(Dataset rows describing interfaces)

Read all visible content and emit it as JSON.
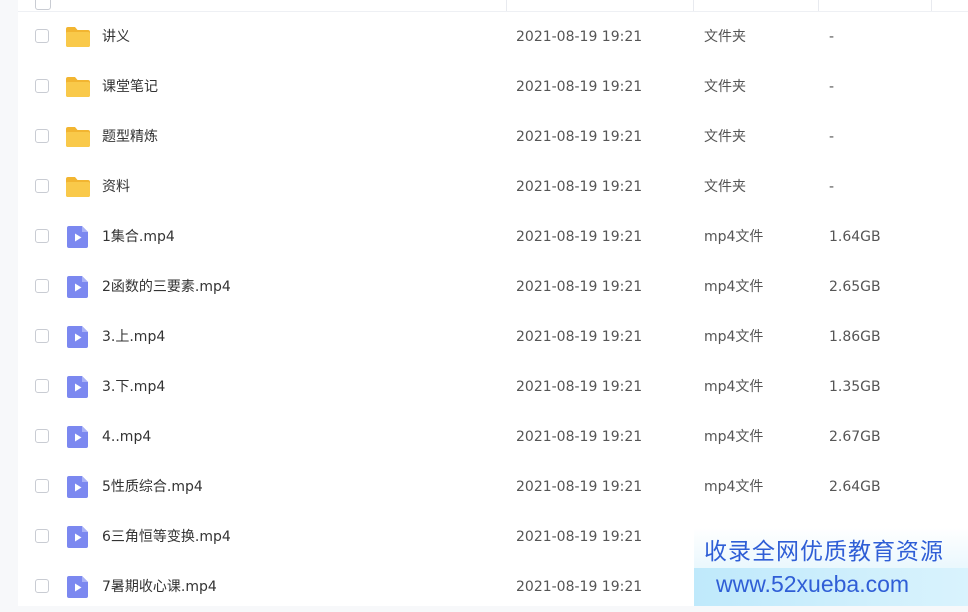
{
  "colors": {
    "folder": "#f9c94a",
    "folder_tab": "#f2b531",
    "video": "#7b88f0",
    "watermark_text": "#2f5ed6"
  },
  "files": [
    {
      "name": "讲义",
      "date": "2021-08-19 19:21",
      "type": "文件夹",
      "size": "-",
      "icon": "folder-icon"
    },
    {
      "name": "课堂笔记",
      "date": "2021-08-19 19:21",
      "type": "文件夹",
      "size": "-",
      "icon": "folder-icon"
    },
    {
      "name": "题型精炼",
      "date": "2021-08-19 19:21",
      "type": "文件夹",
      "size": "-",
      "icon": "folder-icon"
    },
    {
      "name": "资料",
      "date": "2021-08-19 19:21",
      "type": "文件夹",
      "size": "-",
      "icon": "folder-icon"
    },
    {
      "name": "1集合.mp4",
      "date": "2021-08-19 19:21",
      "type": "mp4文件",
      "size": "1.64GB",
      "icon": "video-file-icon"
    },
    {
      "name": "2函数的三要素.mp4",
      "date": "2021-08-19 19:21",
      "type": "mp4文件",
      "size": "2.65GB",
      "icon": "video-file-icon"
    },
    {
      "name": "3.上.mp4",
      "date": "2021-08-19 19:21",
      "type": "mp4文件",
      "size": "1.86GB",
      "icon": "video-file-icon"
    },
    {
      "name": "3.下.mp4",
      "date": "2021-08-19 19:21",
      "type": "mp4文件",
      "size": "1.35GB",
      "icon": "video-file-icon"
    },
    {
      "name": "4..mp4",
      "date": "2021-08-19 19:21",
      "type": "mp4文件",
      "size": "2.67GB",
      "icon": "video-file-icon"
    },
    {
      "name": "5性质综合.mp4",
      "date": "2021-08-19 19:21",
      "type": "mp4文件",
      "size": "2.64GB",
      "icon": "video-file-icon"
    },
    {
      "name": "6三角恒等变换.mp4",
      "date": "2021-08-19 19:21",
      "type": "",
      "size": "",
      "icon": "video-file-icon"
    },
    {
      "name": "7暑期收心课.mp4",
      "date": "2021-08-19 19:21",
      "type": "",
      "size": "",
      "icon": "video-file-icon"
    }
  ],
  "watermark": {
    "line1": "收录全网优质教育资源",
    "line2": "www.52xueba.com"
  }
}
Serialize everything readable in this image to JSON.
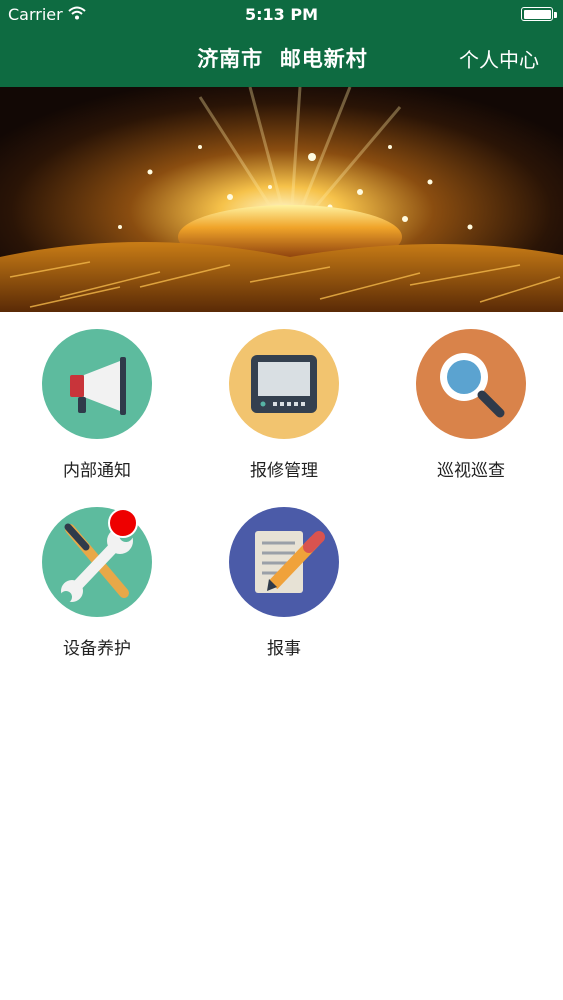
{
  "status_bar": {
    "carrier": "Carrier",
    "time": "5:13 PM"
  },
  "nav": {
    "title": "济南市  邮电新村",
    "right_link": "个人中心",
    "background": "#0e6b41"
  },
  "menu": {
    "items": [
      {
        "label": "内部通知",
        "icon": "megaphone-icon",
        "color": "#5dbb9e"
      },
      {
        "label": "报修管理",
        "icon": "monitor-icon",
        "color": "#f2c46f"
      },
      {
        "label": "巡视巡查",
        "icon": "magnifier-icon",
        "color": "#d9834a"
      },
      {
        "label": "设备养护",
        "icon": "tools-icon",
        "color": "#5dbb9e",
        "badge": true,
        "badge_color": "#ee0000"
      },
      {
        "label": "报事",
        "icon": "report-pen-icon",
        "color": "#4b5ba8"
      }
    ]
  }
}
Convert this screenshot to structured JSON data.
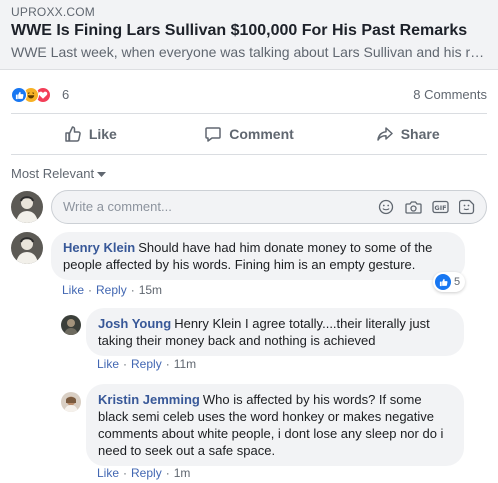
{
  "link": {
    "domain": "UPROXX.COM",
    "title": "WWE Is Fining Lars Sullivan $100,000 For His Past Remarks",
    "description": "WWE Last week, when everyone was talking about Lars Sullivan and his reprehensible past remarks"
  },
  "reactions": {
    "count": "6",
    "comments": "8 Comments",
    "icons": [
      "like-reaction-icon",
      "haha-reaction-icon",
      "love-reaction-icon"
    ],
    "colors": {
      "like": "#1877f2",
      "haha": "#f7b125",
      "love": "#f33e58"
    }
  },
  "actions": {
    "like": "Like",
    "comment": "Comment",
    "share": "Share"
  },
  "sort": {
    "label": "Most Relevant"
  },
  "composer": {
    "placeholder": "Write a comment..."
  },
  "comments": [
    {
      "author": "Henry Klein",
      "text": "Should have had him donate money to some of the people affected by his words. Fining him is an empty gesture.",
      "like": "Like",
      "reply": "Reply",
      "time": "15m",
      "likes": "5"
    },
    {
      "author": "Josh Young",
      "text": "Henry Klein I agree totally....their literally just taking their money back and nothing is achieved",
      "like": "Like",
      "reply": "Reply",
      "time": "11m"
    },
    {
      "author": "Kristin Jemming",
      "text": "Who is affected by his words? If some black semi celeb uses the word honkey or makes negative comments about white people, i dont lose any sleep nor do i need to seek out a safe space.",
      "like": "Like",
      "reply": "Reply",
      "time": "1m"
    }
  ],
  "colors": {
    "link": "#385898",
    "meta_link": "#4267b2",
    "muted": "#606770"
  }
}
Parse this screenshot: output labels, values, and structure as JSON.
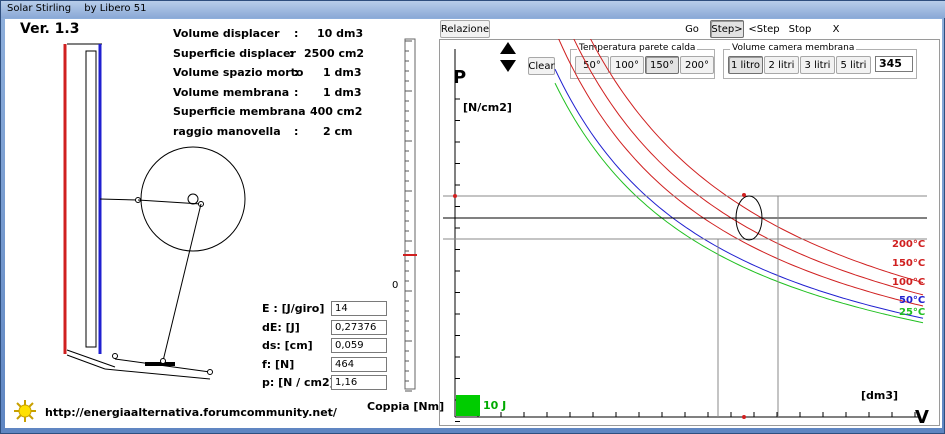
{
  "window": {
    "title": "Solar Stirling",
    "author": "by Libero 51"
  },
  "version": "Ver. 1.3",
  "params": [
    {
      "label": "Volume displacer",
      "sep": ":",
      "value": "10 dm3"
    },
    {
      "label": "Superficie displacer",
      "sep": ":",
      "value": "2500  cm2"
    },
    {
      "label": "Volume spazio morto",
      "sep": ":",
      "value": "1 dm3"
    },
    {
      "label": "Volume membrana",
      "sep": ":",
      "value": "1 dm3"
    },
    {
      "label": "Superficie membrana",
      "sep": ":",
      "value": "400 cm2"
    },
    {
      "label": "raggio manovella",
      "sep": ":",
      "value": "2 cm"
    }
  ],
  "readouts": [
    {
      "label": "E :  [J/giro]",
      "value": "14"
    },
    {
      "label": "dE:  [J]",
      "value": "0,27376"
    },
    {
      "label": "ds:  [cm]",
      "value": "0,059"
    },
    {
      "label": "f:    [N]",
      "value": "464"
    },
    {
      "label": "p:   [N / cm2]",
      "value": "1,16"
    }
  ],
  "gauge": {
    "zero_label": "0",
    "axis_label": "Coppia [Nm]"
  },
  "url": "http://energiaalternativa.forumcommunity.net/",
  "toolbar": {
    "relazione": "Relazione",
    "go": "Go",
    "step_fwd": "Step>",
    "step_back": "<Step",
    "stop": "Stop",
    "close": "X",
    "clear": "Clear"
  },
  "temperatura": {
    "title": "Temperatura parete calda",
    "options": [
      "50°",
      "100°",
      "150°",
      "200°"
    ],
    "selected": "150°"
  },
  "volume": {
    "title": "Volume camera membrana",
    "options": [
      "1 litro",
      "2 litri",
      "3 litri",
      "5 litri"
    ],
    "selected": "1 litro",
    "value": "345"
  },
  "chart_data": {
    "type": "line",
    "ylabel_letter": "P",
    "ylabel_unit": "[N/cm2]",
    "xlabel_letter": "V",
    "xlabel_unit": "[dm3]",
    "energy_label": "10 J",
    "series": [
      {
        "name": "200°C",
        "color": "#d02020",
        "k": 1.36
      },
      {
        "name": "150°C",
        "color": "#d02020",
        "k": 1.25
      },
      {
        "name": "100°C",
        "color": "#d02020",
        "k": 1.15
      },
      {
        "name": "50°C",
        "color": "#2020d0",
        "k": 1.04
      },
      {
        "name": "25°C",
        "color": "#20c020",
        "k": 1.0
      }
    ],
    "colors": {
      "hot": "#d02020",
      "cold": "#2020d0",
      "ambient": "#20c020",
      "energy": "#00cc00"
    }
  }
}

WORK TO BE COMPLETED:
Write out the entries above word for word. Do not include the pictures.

TASK RESULT:
Read all visible content and emit it as JSON.
{
  "colors": {
    "folder": "#f9c94a",
    "folder_tab": "#f2b531",
    "video": "#7b88f0",
    "watermark_text": "#2f5ed6"
  },
  "files": [
    {
      "name": "讲义",
      "date": "2021-08-19 19:21",
      "type": "文件夹",
      "size": "-",
      "icon": "folder-icon"
    },
    {
      "name": "课堂笔记",
      "date": "2021-08-19 19:21",
      "type": "文件夹",
      "size": "-",
      "icon": "folder-icon"
    },
    {
      "name": "题型精炼",
      "date": "2021-08-19 19:21",
      "type": "文件夹",
      "size": "-",
      "icon": "folder-icon"
    },
    {
      "name": "资料",
      "date": "2021-08-19 19:21",
      "type": "文件夹",
      "size": "-",
      "icon": "folder-icon"
    },
    {
      "name": "1集合.mp4",
      "date": "2021-08-19 19:21",
      "type": "mp4文件",
      "size": "1.64GB",
      "icon": "video-file-icon"
    },
    {
      "name": "2函数的三要素.mp4",
      "date": "2021-08-19 19:21",
      "type": "mp4文件",
      "size": "2.65GB",
      "icon": "video-file-icon"
    },
    {
      "name": "3.上.mp4",
      "date": "2021-08-19 19:21",
      "type": "mp4文件",
      "size": "1.86GB",
      "icon": "video-file-icon"
    },
    {
      "name": "3.下.mp4",
      "date": "2021-08-19 19:21",
      "type": "mp4文件",
      "size": "1.35GB",
      "icon": "video-file-icon"
    },
    {
      "name": "4..mp4",
      "date": "2021-08-19 19:21",
      "type": "mp4文件",
      "size": "2.67GB",
      "icon": "video-file-icon"
    },
    {
      "name": "5性质综合.mp4",
      "date": "2021-08-19 19:21",
      "type": "mp4文件",
      "size": "2.64GB",
      "icon": "video-file-icon"
    },
    {
      "name": "6三角恒等变换.mp4",
      "date": "2021-08-19 19:21",
      "type": "",
      "size": "",
      "icon": "video-file-icon"
    },
    {
      "name": "7暑期收心课.mp4",
      "date": "2021-08-19 19:21",
      "type": "",
      "size": "",
      "icon": "video-file-icon"
    }
  ],
  "watermark": {
    "line1": "收录全网优质教育资源",
    "line2": "www.52xueba.com"
  }
}
Serialize everything readable in this image to JSON.
{
  "status_bar": {
    "carrier": "Carrier",
    "time": "5:13 PM"
  },
  "nav": {
    "title": "济南市  邮电新村",
    "right_link": "个人中心",
    "background": "#0e6b41"
  },
  "menu": {
    "items": [
      {
        "label": "内部通知",
        "icon": "megaphone-icon",
        "color": "#5dbb9e"
      },
      {
        "label": "报修管理",
        "icon": "monitor-icon",
        "color": "#f2c46f"
      },
      {
        "label": "巡视巡查",
        "icon": "magnifier-icon",
        "color": "#d9834a"
      },
      {
        "label": "设备养护",
        "icon": "tools-icon",
        "color": "#5dbb9e",
        "badge": true,
        "badge_color": "#ee0000"
      },
      {
        "label": "报事",
        "icon": "report-pen-icon",
        "color": "#4b5ba8"
      }
    ]
  }
}
Convert this screenshot to structured JSON data.
{
  "link": {
    "domain": "UPROXX.COM",
    "title": "WWE Is Fining Lars Sullivan $100,000 For His Past Remarks",
    "description": "WWE Last week, when everyone was talking about Lars Sullivan and his reprehensible past remarks"
  },
  "reactions": {
    "count": "6",
    "comments": "8 Comments",
    "icons": [
      "like-reaction-icon",
      "haha-reaction-icon",
      "love-reaction-icon"
    ],
    "colors": {
      "like": "#1877f2",
      "haha": "#f7b125",
      "love": "#f33e58"
    }
  },
  "actions": {
    "like": "Like",
    "comment": "Comment",
    "share": "Share"
  },
  "sort": {
    "label": "Most Relevant"
  },
  "composer": {
    "placeholder": "Write a comment..."
  },
  "comments": [
    {
      "author": "Henry Klein",
      "text": "Should have had him donate money to some of the people affected by his words. Fining him is an empty gesture.",
      "like": "Like",
      "reply": "Reply",
      "time": "15m",
      "likes": "5"
    },
    {
      "author": "Josh Young",
      "text": "Henry Klein I agree totally....their literally just taking their money back and nothing is achieved",
      "like": "Like",
      "reply": "Reply",
      "time": "11m"
    },
    {
      "author": "Kristin Jemming",
      "text": "Who is affected by his words? If some black semi celeb uses the word honkey or makes negative comments about white people, i dont lose any sleep nor do i need to seek out a safe space.",
      "like": "Like",
      "reply": "Reply",
      "time": "1m"
    }
  ],
  "colors": {
    "link": "#385898",
    "meta_link": "#4267b2",
    "muted": "#606770"
  }
}
Parse this screenshot: output labels, values, and structure as JSON.
{
  "window": {
    "title": "Solar Stirling",
    "author": "by Libero 51"
  },
  "version": "Ver. 1.3",
  "params": [
    {
      "label": "Volume displacer",
      "sep": ":",
      "value": "10 dm3"
    },
    {
      "label": "Superficie displacer",
      "sep": ":",
      "value": "2500  cm2"
    },
    {
      "label": "Volume spazio morto",
      "sep": ":",
      "value": "1 dm3"
    },
    {
      "label": "Volume membrana",
      "sep": ":",
      "value": "1 dm3"
    },
    {
      "label": "Superficie membrana",
      "sep": ":",
      "value": "400 cm2"
    },
    {
      "label": "raggio manovella",
      "sep": ":",
      "value": "2 cm"
    }
  ],
  "readouts": [
    {
      "label": "E :  [J/giro]",
      "value": "14"
    },
    {
      "label": "dE:  [J]",
      "value": "0,27376"
    },
    {
      "label": "ds:  [cm]",
      "value": "0,059"
    },
    {
      "label": "f:    [N]",
      "value": "464"
    },
    {
      "label": "p:   [N / cm2]",
      "value": "1,16"
    }
  ],
  "gauge": {
    "zero_label": "0",
    "axis_label": "Coppia [Nm]"
  },
  "url": "http://energiaalternativa.forumcommunity.net/",
  "toolbar": {
    "relazione": "Relazione",
    "go": "Go",
    "step_fwd": "Step>",
    "step_back": "<Step",
    "stop": "Stop",
    "close": "X",
    "clear": "Clear"
  },
  "temperatura": {
    "title": "Temperatura parete calda",
    "options": [
      "50°",
      "100°",
      "150°",
      "200°"
    ],
    "selected": "150°"
  },
  "volume": {
    "title": "Volume camera membrana",
    "options": [
      "1 litro",
      "2 litri",
      "3 litri",
      "5 litri"
    ],
    "selected": "1 litro",
    "value": "345"
  },
  "chart_data": {
    "type": "line",
    "ylabel_letter": "P",
    "ylabel_unit": "[N/cm2]",
    "xlabel_letter": "V",
    "xlabel_unit": "[dm3]",
    "energy_label": "10 J",
    "series": [
      {
        "name": "200°C",
        "color": "#d02020",
        "k": 1.36
      },
      {
        "name": "150°C",
        "color": "#d02020",
        "k": 1.25
      },
      {
        "name": "100°C",
        "color": "#d02020",
        "k": 1.15
      },
      {
        "name": "50°C",
        "color": "#2020d0",
        "k": 1.04
      },
      {
        "name": "25°C",
        "color": "#20c020",
        "k": 1.0
      }
    ],
    "colors": {
      "hot": "#d02020",
      "cold": "#2020d0",
      "ambient": "#20c020",
      "energy": "#00cc00"
    }
  }
}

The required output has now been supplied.